But over the last few years Italian car makers have taken a great leap forward into the present. Alfas don’t rust anymore, Fiats no longer demand a workshop visit every month with a new and untraceable malady. Ferraris don’t have to be taken through a 15-minute warm-up routine prior to movement and Lamborghinis can be driven by people taller than 170 cm. And while Maseratis may have lost their wonderful nomenclature, at least they no longer look like 1982 Falcons.italy fiat

And for all of them the prices have become refreshingly competitive.

Take the biggest selling Italian brand of the lot, Fiat. Fiats were relatively common on Australian roads once but slowly petered out, and by the early 1980s had disappeared completely. Delivery vans came back two decades later but it wasn’t until 2005 that cars wearing the Fiat brand reappeared. They had a problem however; price. They were unarguably expensive for what were basic little runabouts.

In 2012 that changed. Until then Fiat and Alfa Romeo were handled by an independent importer that did the best pricing it could manage. Then Fiat, which also controlled Alfa Romeo, took over Australian distribution and brought it in-house. Prices tumbled dramatically.

Suddenly a Fiat 500 went from north of $20k to south of $15k and it was possible to spot Alfa Giuliettas beyond South Yarra and Prahran. Who can complain when a Giulietta costs less than 30k and a neat little statement car like the Fiat 500 can be had for the same price as a Nissan Micra? Alfa sales doubled almost immediately, Fiats went to about seven times their previous levels.

But it wasn’t just price; quality control fell into line with industry standards. Rust isn’t a problem anymore and Italian cars now start and go just like Holdens and Fords. Oh, they still have their idiosyncrasies certainly, but these days they’re more endearing quirks than embarrassments.italy maser

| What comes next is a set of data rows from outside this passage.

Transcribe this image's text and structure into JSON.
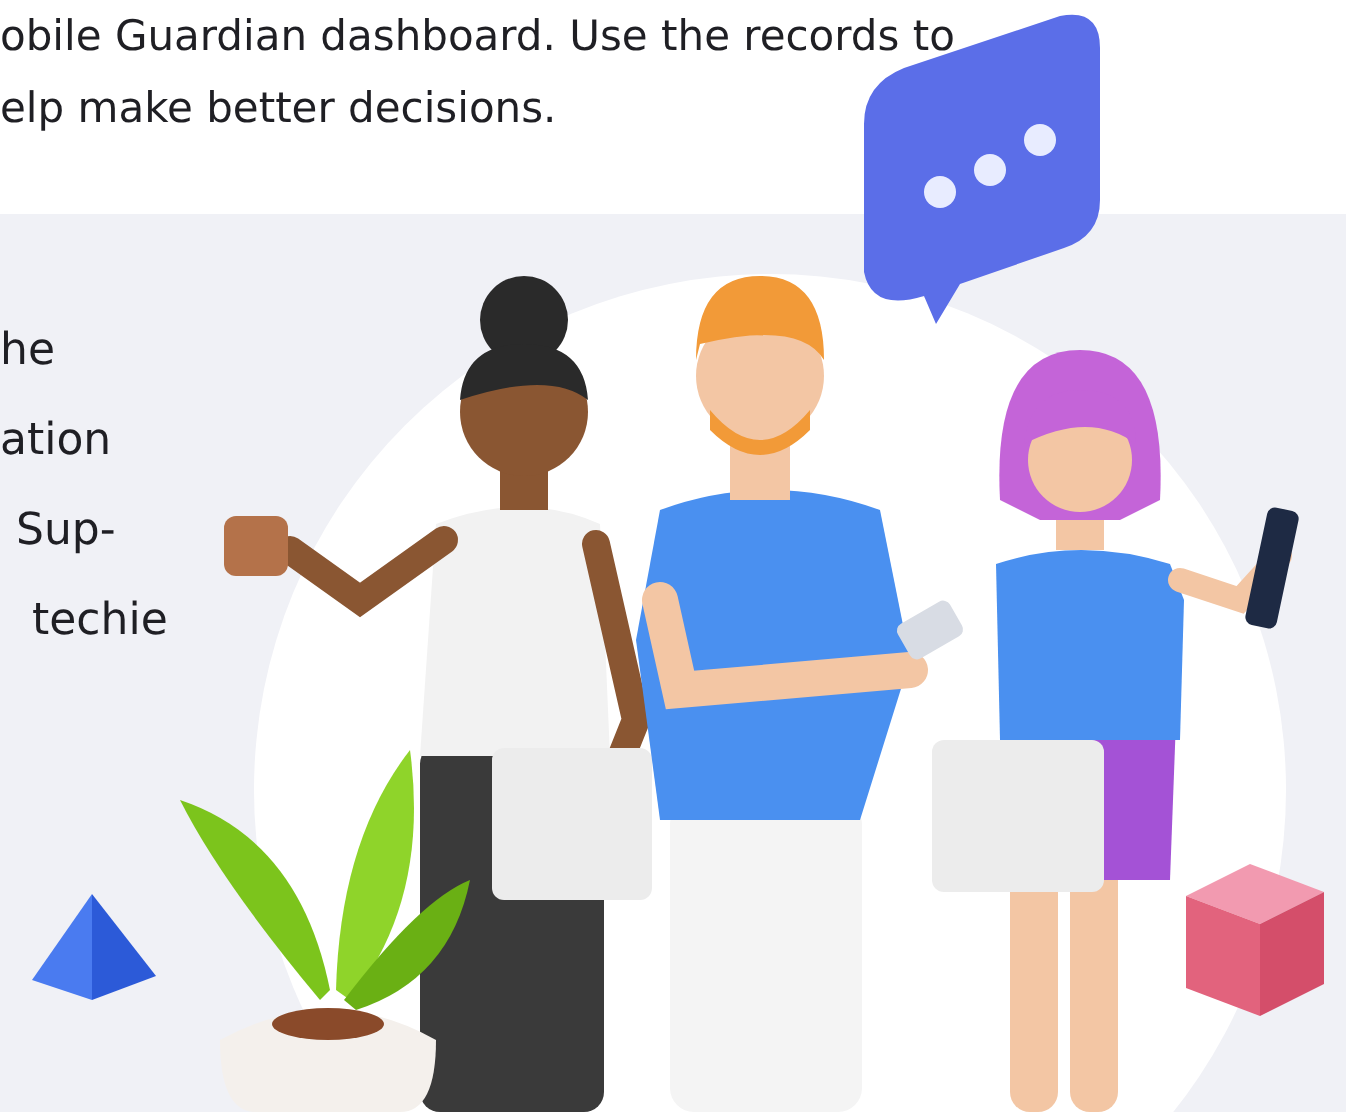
{
  "intro": {
    "lines": [
      "obile Guardian dashboard. Use the records to",
      "elp make better decisions."
    ]
  },
  "feature": {
    "lines": [
      "he",
      "ation",
      "Sup-",
      "techie"
    ]
  }
}
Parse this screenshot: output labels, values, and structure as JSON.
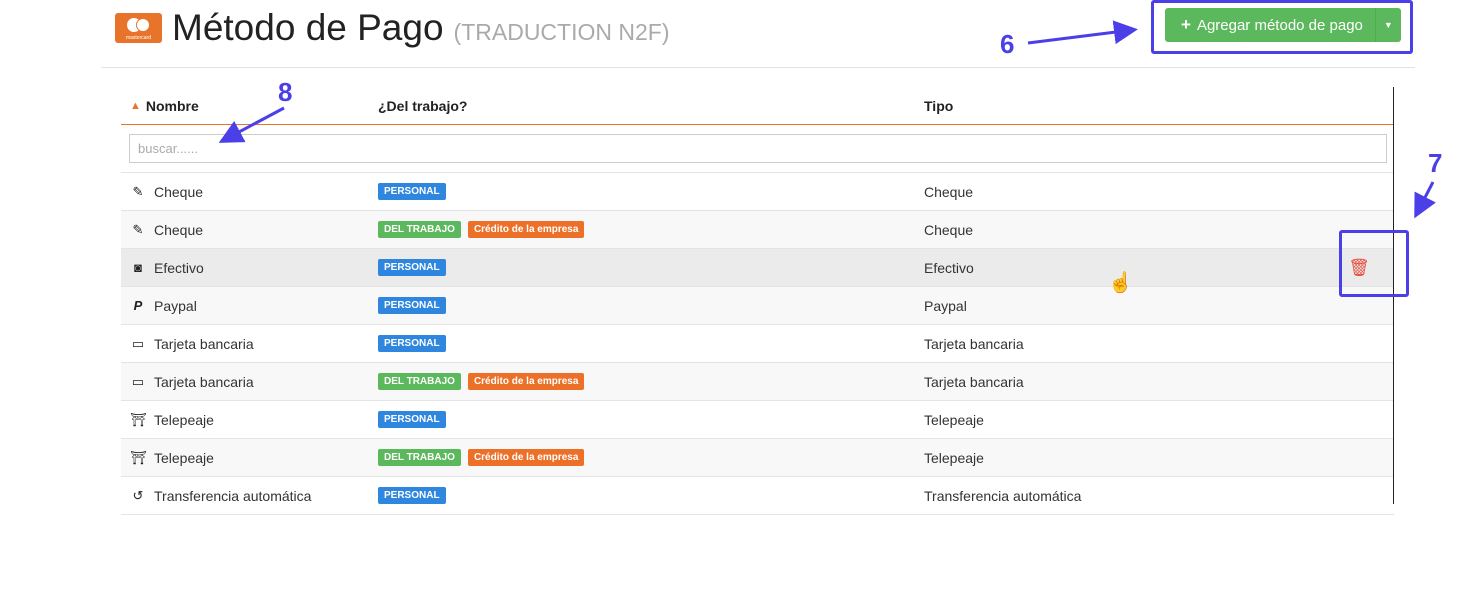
{
  "header": {
    "logo_text": "mastercard",
    "title": "Método de Pago",
    "subtitle": "(TRADUCTION N2F)",
    "add_button_label": "Agregar método de pago",
    "add_button_icon": "plus-icon",
    "dropdown_icon": "caret-down-icon"
  },
  "annotations": {
    "six": "6",
    "seven": "7",
    "eight": "8",
    "color": "#4b3fe8"
  },
  "table": {
    "columns": {
      "name": "Nombre",
      "work": "¿Del trabajo?",
      "type": "Tipo"
    },
    "sort_indicator": "▲",
    "search_placeholder": "buscar......",
    "rows": [
      {
        "icon": "check-icon",
        "name": "Cheque",
        "badges": [
          "PERSONAL"
        ],
        "type": "Cheque"
      },
      {
        "icon": "check-icon",
        "name": "Cheque",
        "badges": [
          "DEL TRABAJO",
          "Crédito de la empresa"
        ],
        "type": "Cheque"
      },
      {
        "icon": "cash-icon",
        "name": "Efectivo",
        "badges": [
          "PERSONAL"
        ],
        "type": "Efectivo",
        "hovered": true
      },
      {
        "icon": "paypal-icon",
        "name": "Paypal",
        "badges": [
          "PERSONAL"
        ],
        "type": "Paypal"
      },
      {
        "icon": "credit-card-icon",
        "name": "Tarjeta bancaria",
        "badges": [
          "PERSONAL"
        ],
        "type": "Tarjeta bancaria"
      },
      {
        "icon": "credit-card-icon",
        "name": "Tarjeta bancaria",
        "badges": [
          "DEL TRABAJO",
          "Crédito de la empresa"
        ],
        "type": "Tarjeta bancaria"
      },
      {
        "icon": "toll-icon",
        "name": "Telepeaje",
        "badges": [
          "PERSONAL"
        ],
        "type": "Telepeaje"
      },
      {
        "icon": "toll-icon",
        "name": "Telepeaje",
        "badges": [
          "DEL TRABAJO",
          "Crédito de la empresa"
        ],
        "type": "Telepeaje"
      },
      {
        "icon": "history-icon",
        "name": "Transferencia automática",
        "badges": [
          "PERSONAL"
        ],
        "type": "Transferencia automática"
      }
    ]
  },
  "colors": {
    "accent": "#e8742c",
    "primary_badge": "#2e86de",
    "work_badge": "#5cb85c",
    "company_badge": "#ec7028",
    "delete": "#e74c3c"
  }
}
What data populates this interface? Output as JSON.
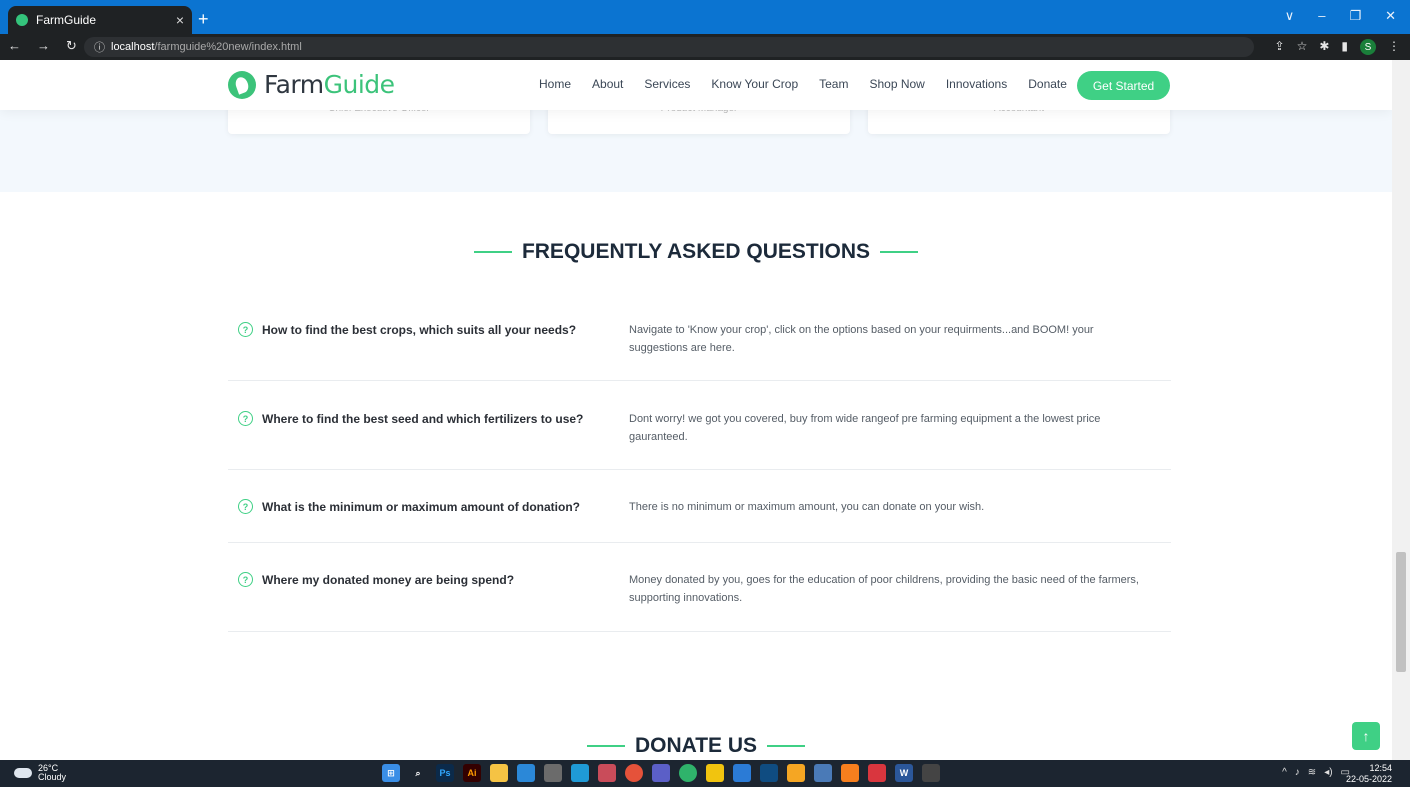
{
  "browser": {
    "tab_title": "FarmGuide",
    "tab_close": "×",
    "new_tab": "+",
    "url_host": "localhost",
    "url_path": "/farmguide%20new/index.html",
    "window_controls": [
      "∨",
      "–",
      "❐",
      "✕"
    ],
    "profile_initial": "S"
  },
  "header": {
    "logo_main": "Farm",
    "logo_accent": "Guide",
    "nav": [
      "Home",
      "About",
      "Services",
      "Know Your Crop",
      "Team",
      "Shop Now",
      "Innovations",
      "Donate"
    ],
    "cta": "Get Started"
  },
  "team": {
    "roles": [
      "Chief Executive Officer",
      "Product Manager",
      "Accountant"
    ]
  },
  "faq": {
    "title": "FREQUENTLY ASKED QUESTIONS",
    "items": [
      {
        "question": "How to find the best crops, which suits all your needs?",
        "answer": "Navigate to 'Know your crop', click on the options based on your requirments...and BOOM! your suggestions are here."
      },
      {
        "question": "Where to find the best seed and which fertilizers to use?",
        "answer": "Dont worry! we got you covered, buy from wide rangeof pre farming equipment a the lowest price gauranteed."
      },
      {
        "question": "What is the minimum or maximum amount of donation?",
        "answer": "There is no minimum or maximum amount, you can donate on your wish."
      },
      {
        "question": "Where my donated money are being spend?",
        "answer": "Money donated by you, goes for the education of poor childrens, providing the basic need of the farmers, supporting innovations."
      }
    ]
  },
  "donate": {
    "title": "DONATE US"
  },
  "taskbar": {
    "temperature": "26°C",
    "weather": "Cloudy",
    "time": "12:54",
    "date": "22-05-2022"
  },
  "icons": {
    "question": "question-circle-icon",
    "back_to_top": "arrow-up-icon"
  },
  "colors": {
    "accent": "#3fd085",
    "tabbar": "#0b74d1",
    "heading": "#1c2a3a"
  }
}
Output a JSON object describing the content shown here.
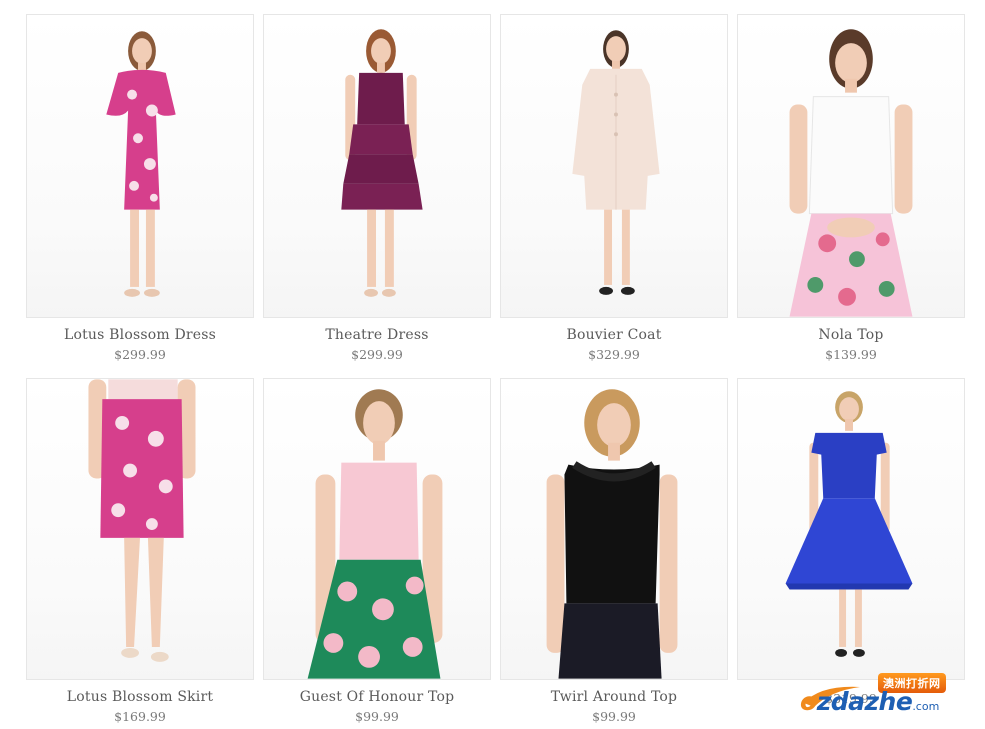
{
  "products": [
    {
      "name": "Lotus Blossom Dress",
      "price": "$299.99",
      "image_icon": "floral-dress-model-image"
    },
    {
      "name": "Theatre Dress",
      "price": "$299.99",
      "image_icon": "ruffled-dress-model-image"
    },
    {
      "name": "Bouvier Coat",
      "price": "$329.99",
      "image_icon": "coat-model-image"
    },
    {
      "name": "Nola Top",
      "price": "$139.99",
      "image_icon": "lace-top-model-image"
    },
    {
      "name": "Lotus Blossom Skirt",
      "price": "$169.99",
      "image_icon": "floral-skirt-model-image"
    },
    {
      "name": "Guest Of Honour Top",
      "price": "$99.99",
      "image_icon": "halter-top-model-image"
    },
    {
      "name": "Twirl Around Top",
      "price": "$99.99",
      "image_icon": "black-top-model-image"
    },
    {
      "name": "",
      "price": "$319.99",
      "image_icon": "lace-dress-model-image"
    }
  ],
  "watermark": {
    "chinese": "澳洲打折网",
    "logo_o": "o",
    "logo_rest": "zdazhe",
    "logo_tld": ".com"
  },
  "colors": {
    "text": "#5a5a5a",
    "price": "#7a7a7a",
    "border": "#e6e6e6",
    "watermark_blue": "#1e5fb3",
    "watermark_orange": "#f08a1c"
  }
}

It’s the same, but rather more understated, at the pointy end of the market. Ferraris have become genuine propositions. You can take them to work every day and even toss the keys to your PA without too much stress. Between 2000 and 2014 Ferraris sales have doubled and it’s not just because they’re now easily manageable in traffic, it’s also because they no longer cost twice as much as four-bedroom houses. Over the same period Lamborghini sales have tripled, but the standout renaissance is Maserati, going from 55 sales in 2000 to 401 last year.

Part of this is aesthetic. The Maserati Bi-Turbo of 2000 went like a rocket ship but was easy to mistake for an XD Falcon, hardly the thing for buyers wishing to make a statement. These days the classic lines of Maseratis, both two doors and four, coupes and convertibles, are unmistakable.

And providing a beautifully balanced blend of luxury and performance they have carved out an exclusive market niche. They coddle their owners in deep, hand-stitched leather but still manage to sound just great and go like startled gazelles. This is down to V8s built by Ferrari that deliver on every promise, and handling that doesn’t require the concentration and skill levels demanded by the bulk of supercars.

So what caused all this? In one word, America. Alfa has been absent from the American market for many years but is now making a comeback there and Fiat is going back there too, launching with a range of half a dozen 500 models, one of which was used by the Pope during his recent USA visit.

The Italians knew that if they were to succeed in the USA quality, reliability and price were fundamental and without all three they were doomed to fail. Fiat is now partnered with American brand Chrysler and it’s working for both brands. At the top end of the market the success of the newcomer Californian electric car brand Tesla, both at home and in Europe, has caused all the exotic car makers to lift their game.

So if you’re currently having fun in an Italian car you should thank the Americans who buy them as well as the Italians who make them.

Published October 2015